Although not directly commenting on the above, Mr. Stump assured that the US Department of Defense „will work with the Afghans and coalition partners to mitigate gaps in capability“, but didn’t give any further details. In this regard, Gen Nicholson’s written statement to the US Senate Armed Services Committee from 9th of February 2017 mentioned that „U.S. aviation and authorities (will be required) to bridge the gap“. However, the statement did not elaborate, whether and to what extent this would necessitate additional troops or authorities (which would seem likely though), raising further questions. This is also a new approach as Gen Nicholson previously stated in a press briefing on 2nd of December that „we need to sustain the Mi-17s long enough to bridge this period (…) until the UH-60s are fielded“ and that the United States of America is getting help from allies, such as Australia (which has apparently less legal restrictions in dealing with Russia), to fund maintenance on the Mi-17s. It is unclear, whether this alternative has been dropped by now. In any event, also this option would raise serious questions, as – in view of the US Department of Defense’s very clear statements, in particular in its latest report from December 2016 – it appears doubtful that maintaining a sufficient numbers of Mi-17s until the fielding of BlackHawks would be feasible. Apart from this, the US Department of Defense report from December 2016 hints at efforts to develop soft landing and air drop capabilities for the Afghan Air Force’s C-208s turboprop transport planes to „free Mi-17 helicopters for other mission sets“. While this might be indeed useful, it again seems unlikely that it will be sufficient.

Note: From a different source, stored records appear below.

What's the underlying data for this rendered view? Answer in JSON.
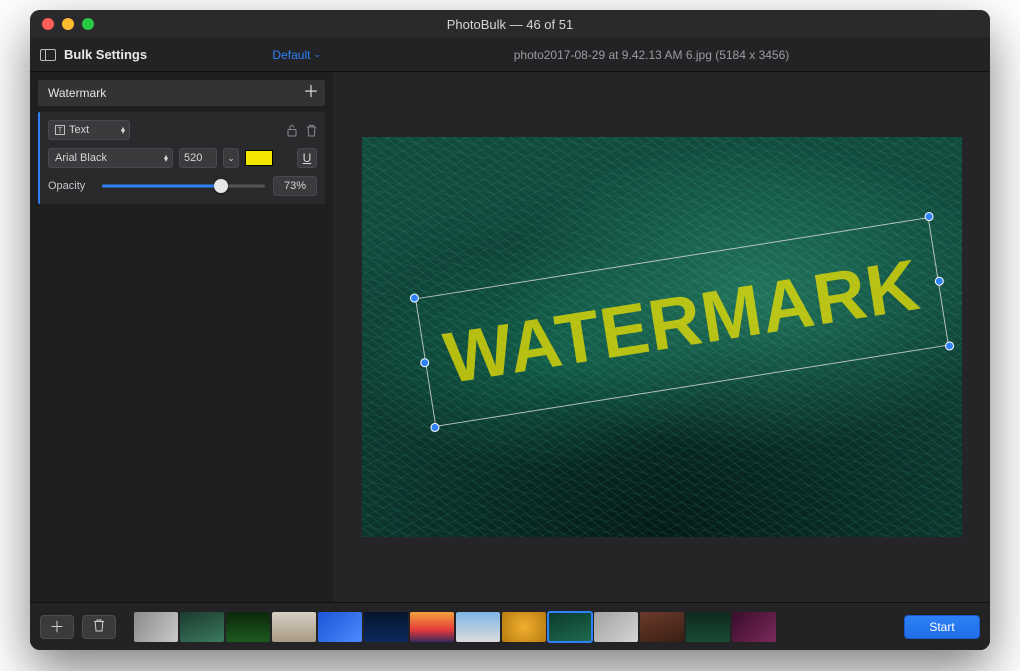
{
  "window_title": "PhotoBulk — 46 of 51",
  "toolbar": {
    "panel_label": "Bulk Settings",
    "preset_label": "Default",
    "filename_info": "photo2017-08-29 at 9.42.13 AM 6.jpg (5184 x 3456)"
  },
  "watermark": {
    "section_title": "Watermark",
    "type_label": "Text",
    "font_name": "Arial Black",
    "font_size": "520",
    "color_hex": "#f3e600",
    "underline_glyph": "U",
    "opacity_label": "Opacity",
    "opacity_value": "73%",
    "opacity_percent": 73,
    "overlay_text": "WATERMARK"
  },
  "footer": {
    "start_label": "Start"
  },
  "thumbnails": [
    {
      "bg": "linear-gradient(120deg,#8b8b8b,#c9c9c9)"
    },
    {
      "bg": "linear-gradient(160deg,#1b3a2e,#3a7a5e)"
    },
    {
      "bg": "linear-gradient(180deg,#0b270a,#1e5a1e)"
    },
    {
      "bg": "linear-gradient(180deg,#d8d0c4,#a89a84)"
    },
    {
      "bg": "linear-gradient(135deg,#1b54d6,#4b8bff)"
    },
    {
      "bg": "linear-gradient(180deg,#05132e,#0b2a5e)"
    },
    {
      "bg": "linear-gradient(180deg,#f6a13a,#e23a3a 60%,#3a2a5e)"
    },
    {
      "bg": "linear-gradient(180deg,#7fb5e6,#dcdcdc)"
    },
    {
      "bg": "radial-gradient(circle,#f0b030,#b97a10)"
    },
    {
      "bg": "linear-gradient(160deg,#0d3a2e,#1e6a4e)",
      "selected": true
    },
    {
      "bg": "linear-gradient(135deg,#a0a0a0,#d6d6d6)"
    },
    {
      "bg": "linear-gradient(160deg,#6b3a2a,#3a1e14)"
    },
    {
      "bg": "linear-gradient(180deg,#0e2a1e,#1a4a34)"
    },
    {
      "bg": "linear-gradient(135deg,#3a0d2a,#7a2a5a)"
    }
  ]
}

Looking at a wider range of possibilities, the Afghan government could turn to other actors than the United States of America and its allies and, in fact, already did so. However, reports about the possible provision of aircraft by other countries such as Russia or China, even though sometimes apparently confirmed by high-ranking officials, so far all turned out to be incorrect (the exception to this was the delivery of four Mi-24 helicopter gunships (three at the end of December 2015 and the fourth and last reportedly in November 2016) to Afghanistan by India, which did not concern airlift though). Hence, it seems improbable that any other country than the United States of America is willing or able to provide the Afghan Air Force with aircraft on a scale that is large enough to have a significant impact. For example, The Hindu reported in late November 2016 that a discussed trilateral Afghan-Indian-Russo framework might restore currently grounded Afghan aircraft of Russian/Soviet manufacturing and that Indian teams sent to Afghanistan have already assessed the requirements. However, while a source familiar with this effort confirmed that the refurbishment of grounded aircraft is a long standing request from the Afghan side, he also stated that, as of mid-December, no final decision had been taken. The source also clarified that the number of „at least 40-50 helicopters of various types“ that could be restored according to The Hindu, is too high and that it would rather be only around 12 aircraft that could meaningfully be refurbished. This said, even in case such a trilateral effort should materialise, which is not at all clear, the number of restored transport helicopters would most likely be insufficient to close the expected capability gaps.

Given all this, it appears that in spite of the knowledge of the looming lack of Afghan Air Force vertical airlift capabilities, plans to supplant the current fleet of Mi-17s remain uncertain and will likely come too late. Accordingly, it looks like the Afghan Air Force will at least temporarily be without any or only dangerously limited vertical airlift capacities in the near future.

Franz J. Marty is a freelance journalist currently working in Afghanistan

Image: U.S. Air Force